Feb 22, 2015
I have the perfect opportunity to play Indian out here in the desert. I use that term because as a child we played cowboys and Indians, not cowboys and Native Americans. That came later. So in my mind, there will always be the red-skinned Indians whose images conjure the balance of man and nature.
There is an obvious lack of life in the desert, due to what, I’m not sure. Pesticides I would think would be most of it. Acid rain, dirty air, global warming, human encroachment, all play their part. Now radiation particles floating over from Fukushima will have their due.
I have yet to see a rattlesnake in the desert which I have been walking daily for nearly two years. Not that I want to see one, but you would think that by now I would have seen at least a few. Even lizards are in short supply and rabbits that make up the bulk of the coyotes’ diet are not plentiful. They should be running everywhere, especially in the spring.

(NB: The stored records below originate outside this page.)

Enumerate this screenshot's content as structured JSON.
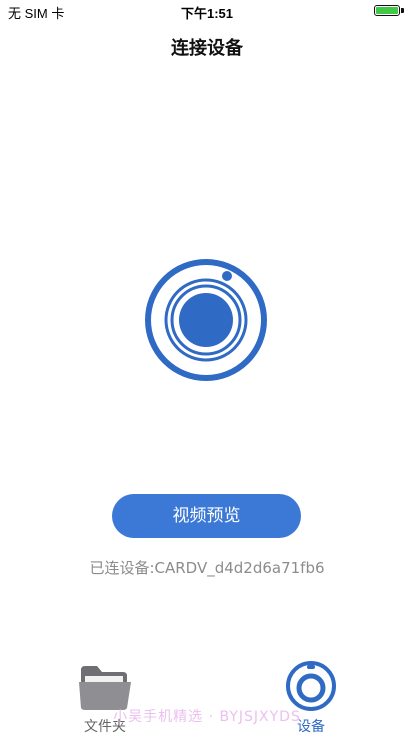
{
  "status_bar": {
    "carrier": "无 SIM 卡",
    "time": "下午1:51",
    "battery_color": "#3fc944"
  },
  "nav": {
    "title": "连接设备"
  },
  "hero": {
    "icon": "camera-lens-icon",
    "color": "#2f6ac5"
  },
  "preview_button": {
    "label": "视频预览",
    "color": "#3c79d6"
  },
  "device": {
    "status_text": "已连设备:CARDV_d4d2d6a71fb6"
  },
  "tabbar": {
    "tabs": [
      {
        "label": "文件夹",
        "icon": "folder-icon",
        "active": false
      },
      {
        "label": "设备",
        "icon": "camera-icon",
        "active": true
      }
    ]
  },
  "watermark": {
    "text": "小吴手机精选 · BYJSJXYDS"
  }
}
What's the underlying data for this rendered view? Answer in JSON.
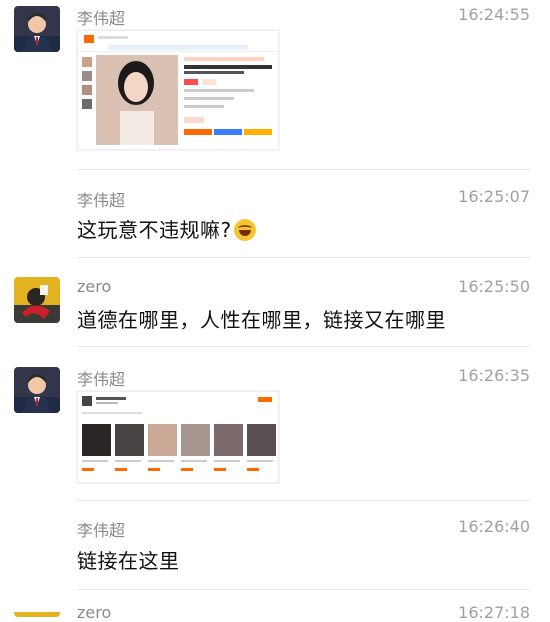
{
  "messages": [
    {
      "name": "李伟超",
      "time": "16:24:55",
      "type": "image"
    },
    {
      "name": "李伟超",
      "time": "16:25:07",
      "text": "这玩意不违规嘛?"
    },
    {
      "name": "zero",
      "time": "16:25:50",
      "text": "道德在哪里，人性在哪里，链接又在哪里"
    },
    {
      "name": "李伟超",
      "time": "16:26:35",
      "type": "image"
    },
    {
      "name": "李伟超",
      "time": "16:26:40",
      "text": "链接在这里"
    },
    {
      "name": "zero",
      "time": "16:27:18"
    }
  ],
  "colors": {
    "name": "#8a8a8a",
    "time": "#a0a0a0",
    "divider": "#e6e6e6",
    "accent": "#ff6a00",
    "link": "#3b7cff"
  },
  "icons": {
    "reaction_emoji": "laughing-tears-emoji",
    "avatar_1": "man-in-suit-avatar",
    "avatar_2": "person-with-red-hat-avatar"
  }
}
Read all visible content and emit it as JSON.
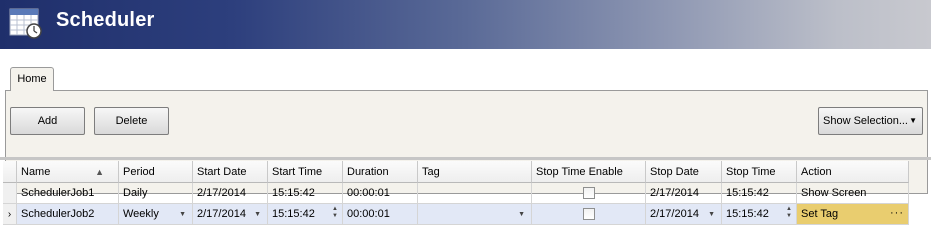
{
  "app": {
    "title": "Scheduler",
    "icon": "calendar-clock-icon"
  },
  "ribbon": {
    "tabs": [
      {
        "label": "Home",
        "selected": true
      }
    ],
    "buttons": {
      "add": "Add",
      "delete": "Delete",
      "show_selection": "Show Selection..."
    }
  },
  "grid": {
    "columns": [
      "Name",
      "Period",
      "Start Date",
      "Start Time",
      "Duration",
      "Tag",
      "Stop Time Enable",
      "Stop Date",
      "Stop Time",
      "Action"
    ],
    "sorted_column": "Name",
    "sort_direction": "ascending",
    "rows": [
      {
        "name": "SchedulerJob1",
        "period": "Daily",
        "start_date": "2/17/2014",
        "start_time": "15:15:42",
        "duration": "00:00:01",
        "tag": "",
        "stop_time_enable": false,
        "stop_date": "2/17/2014",
        "stop_time": "15:15:42",
        "action": "Show Screen",
        "selected": false
      },
      {
        "name": "SchedulerJob2",
        "period": "Weekly",
        "start_date": "2/17/2014",
        "start_time": "15:15:42",
        "duration": "00:00:01",
        "tag": "",
        "stop_time_enable": false,
        "stop_date": "2/17/2014",
        "stop_time": "15:15:42",
        "action": "Set Tag",
        "selected": true
      }
    ]
  },
  "colors": {
    "title_gradient_start": "#1f2f6b",
    "selected_row": "#e2e8f6",
    "active_cell": "#e9cd6f"
  }
}
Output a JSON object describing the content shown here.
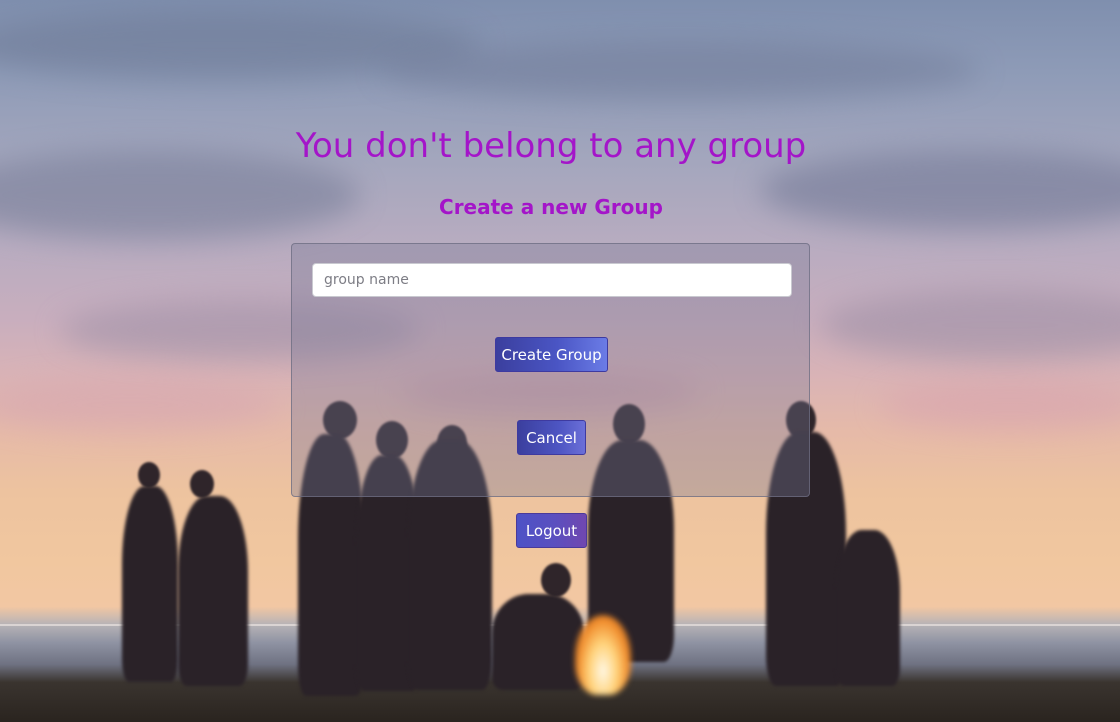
{
  "heading": "You don't belong to any group",
  "subheading": "Create a new Group",
  "form": {
    "group_name_placeholder": "group name",
    "group_name_value": "",
    "create_label": "Create Group",
    "cancel_label": "Cancel"
  },
  "logout_label": "Logout",
  "colors": {
    "heading": "#a415c9",
    "button_start": "#3b3f9e",
    "button_end": "#6b7ce6"
  }
}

Beyond all of that though, I want to attune my consciousness to what life there is out here. I love the Indian Medicine Cards (order cards on 2nd page of my BOOKSTORE if this link doesn’t work) because I have learned a lot about wildlife characteristics I wouldn’t have known before. When I hear the coyotes at night, I can visualize their antics. I have recorded their playful yipes through the door of our trailer, but I have yet to see the packs running in all their glory.
I have a webcam on my wish list for mounting on the top of the trailer, so I can watch them. I have only had a few sightings of single coyotes, and that was incredibly exciting. A pack was right at our door the other night, but they are very skittish. When I got up to record them and made the slightest noise, they ran off. I quickly opened the door hoping for a glimpse, but it was too dark and I couldn’t see them. I have to work on my stealth movements, or I will never see them!
It was fantastic to come across the path of a desert tortoise, and a real boon to see a roadrunner or two.
Tal loved playing with the horned lizards that came out after a rainstorm in Ely, Nevada when we were at an elk lookout. He saw a few fleeting elk over the top of a hill, but I missed seeing any. I did witness a pronghorn antelope several days in a row. Though they are herding animals it was alone until the last day when I saw two of them and I assumed the other was a female that he had partnered with.
We have seen a few flocks of honking geese flying overhead and there are a few ducks floating along the Colorado River. The other day I was sitting outside and a hawk was calling for his mate. I do hear owls hooting every night and once when Tal went out at dusk one flew just over his head. Desert ravens are plentiful and because they are scavengers can do better than most winged creatures.
The mountain lion tracks had to be the most exciting evidence of wildlife I have seen, but we never saw the lion(s). Just as well on that count.
What we have seen in abundance are flies and huge ant hills. There was a documentary put out a long time ago that spoke of how insects would be the last living life on earth when all else has become extinct. It is frightfully evident that will be the case.
In the meantime, quietly I walk, my eyes looking beyond my feet, hoping for that illusive moment when life flies, hops, or trots by. I am Indian. I am the receiver of miracles. The animals speak to me of my inner complexity and I am humbled.